December 26, 2007
Jaroslav G. Vostal, MD, PhD
Laboratory of Cellular Hematology
Division of Hematology
Office of Blood Research and Review
1401 Rockville Pike, Suite 200N
Rockville, MD 20852-1448
Dear Dr. Vostal,
I am writing on behalf of the AABB Bacterial Contamination Standard Task Force. We urge FDA to modify its current regulatory approach and thereby facilitate the availability of point-of-release assays (e.g. Verax PCD and other such assays) for pre-transfusion quality control testing of platelets derived from whole blood near the time of issue for transfusion.
It is the opinion of the Task Force that the agency’s intention to require a manufacturer to pursue approval as an adjunct to culture-based quality control testing is inappropriate. As we understand the current situation, the FDA is willing to consider clearance of a device for stand alone use only after demonstration of substantial equivalence to culture-based testing. We think this is more extensive than should be needed for a de novo quality control claim. This approach is burdensome and will delay the availability of what we believe is an important improvement in blood safety.
The apparent reason for this path to approval is FDA’s determination that a culture-based test, as is used on apheresis platelets, is the predicate device for an application for a point-of-release bacterial detection assay for pooled platelets. We disagree vigorously with this position. In a practical sense, the predicate device for the PGD test is the approach that is actually being used in hospital transfusion services. This is primarily measurement of pH or glucose with urine dipsticks, pH meters or other devices that were never cleared for this indication and have been shown to be insufficiently sensitive to allow detection of bacteria in many cases. In addition, these test methods are nonspecific and result in the discard of many safe units of a product often in short supply. With use of the current “predicate device”, there are two different levels of safety for transfused patients based on whether they receive apheresis platelets (safer) or pooled platelets from whole blood (less safe). This situation should not be acceptable as it endangers patient welfare. It will be corrected when tests like PGD, that are sufficiently sensitive and used near the time of issue at the point-of-release, are cleared by FDA.
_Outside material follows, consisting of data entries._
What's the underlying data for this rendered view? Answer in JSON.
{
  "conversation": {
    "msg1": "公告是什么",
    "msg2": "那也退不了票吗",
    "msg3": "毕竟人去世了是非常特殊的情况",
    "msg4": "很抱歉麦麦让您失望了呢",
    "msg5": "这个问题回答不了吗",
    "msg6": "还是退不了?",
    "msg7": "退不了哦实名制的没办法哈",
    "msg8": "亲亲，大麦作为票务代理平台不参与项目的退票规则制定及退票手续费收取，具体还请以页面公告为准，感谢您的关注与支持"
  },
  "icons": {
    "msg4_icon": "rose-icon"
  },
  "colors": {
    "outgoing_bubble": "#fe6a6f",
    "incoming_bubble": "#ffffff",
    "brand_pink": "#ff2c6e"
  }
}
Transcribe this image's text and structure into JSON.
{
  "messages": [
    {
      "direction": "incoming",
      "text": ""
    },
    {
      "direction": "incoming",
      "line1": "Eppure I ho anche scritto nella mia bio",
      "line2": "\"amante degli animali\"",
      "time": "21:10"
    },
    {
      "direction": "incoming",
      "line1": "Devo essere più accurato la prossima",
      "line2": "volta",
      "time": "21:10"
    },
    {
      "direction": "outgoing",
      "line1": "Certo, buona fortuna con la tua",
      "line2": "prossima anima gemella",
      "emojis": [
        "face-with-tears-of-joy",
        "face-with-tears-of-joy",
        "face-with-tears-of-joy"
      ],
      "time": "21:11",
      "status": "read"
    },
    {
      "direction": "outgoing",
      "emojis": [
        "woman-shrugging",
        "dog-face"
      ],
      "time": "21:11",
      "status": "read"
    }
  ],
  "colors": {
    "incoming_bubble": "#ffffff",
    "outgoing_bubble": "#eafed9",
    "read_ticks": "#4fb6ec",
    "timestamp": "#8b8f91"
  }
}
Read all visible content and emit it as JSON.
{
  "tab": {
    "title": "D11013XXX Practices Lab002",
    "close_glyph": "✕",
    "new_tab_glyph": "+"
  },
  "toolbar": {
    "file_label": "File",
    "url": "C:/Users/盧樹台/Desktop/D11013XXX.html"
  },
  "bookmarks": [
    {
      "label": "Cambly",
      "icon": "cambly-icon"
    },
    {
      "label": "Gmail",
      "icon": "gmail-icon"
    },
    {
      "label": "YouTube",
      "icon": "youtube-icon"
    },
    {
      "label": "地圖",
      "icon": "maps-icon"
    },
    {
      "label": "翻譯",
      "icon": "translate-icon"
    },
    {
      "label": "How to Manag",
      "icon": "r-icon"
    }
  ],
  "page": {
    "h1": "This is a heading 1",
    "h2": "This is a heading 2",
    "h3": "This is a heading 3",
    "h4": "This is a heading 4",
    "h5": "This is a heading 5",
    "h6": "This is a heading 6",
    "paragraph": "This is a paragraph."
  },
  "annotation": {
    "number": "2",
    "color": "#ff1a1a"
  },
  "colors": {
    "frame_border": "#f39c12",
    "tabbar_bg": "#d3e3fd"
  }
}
We understand that there is an approved system allowing pooling and storage of whole blood derived platelet concentrates that allows use of culture-based testing early during storage. This system is not in wide use due largely to the requisite training, validation, implementation and quality control aspects of its adoption, especially in centers currently using bags from other manufacturers. Individual platelet concentrates are not cultured early in storage because the sample volume required would compromise the therapeutic benefit of the product and because the number of cultures required would overwhelm facilities and resources available in any reasonable scenario. Therefore, a culture-based system can not be considered a predicate device for the vast majority of whole blood derived platelets transfused in the real world.
The Task Force believes that the simple demonstration of acceptable sensitivity at an agreed upon threshold with the Verax device (or another point-of-release assay), when used as intended near the time of platelet issue in the hospital transfusion service, should be sufficient for approval as a quality control assay. Spiking data should be adequate for these studies. Post-marketing surveillance can be used to assess the specificity of positive results on a point-of-release assay, and to provide data about septic reactions associated with their use.
An alternative approach for the blood community is prohibition of the use of glucose and pH measurement, leaving the blood community only with the off-label use of the Verax (or subsequent point-of-release assays) to meet AABB Standard 220.127.116.11. This does not harmonize with FDA’s publicly stated commitment to evidence-based regulation nor will it stimulate the blood community to do the appropriate studies that AABB agrees are ideal for validating these tests prior to their widespread use. However, we believe that off-label use can be rationalized and will be adopted if the regulatory burden delays approval of a point-of-release test with analytical sensitivity three to four orders of magnitude better than currently used surrogate testing methods.
Therefore, we urge the FDA to adopt a different regulatory approach that will lead to an improvement in the safety of platelet transfusions in the United States.
Louis M. Katz, MD
Chair, AABB Bacterial Contamination Standard Task Force
CC: Jonathan C. Goldsmith, MD
Jay S. Epstein, MD
Jesse L. Goodman, MD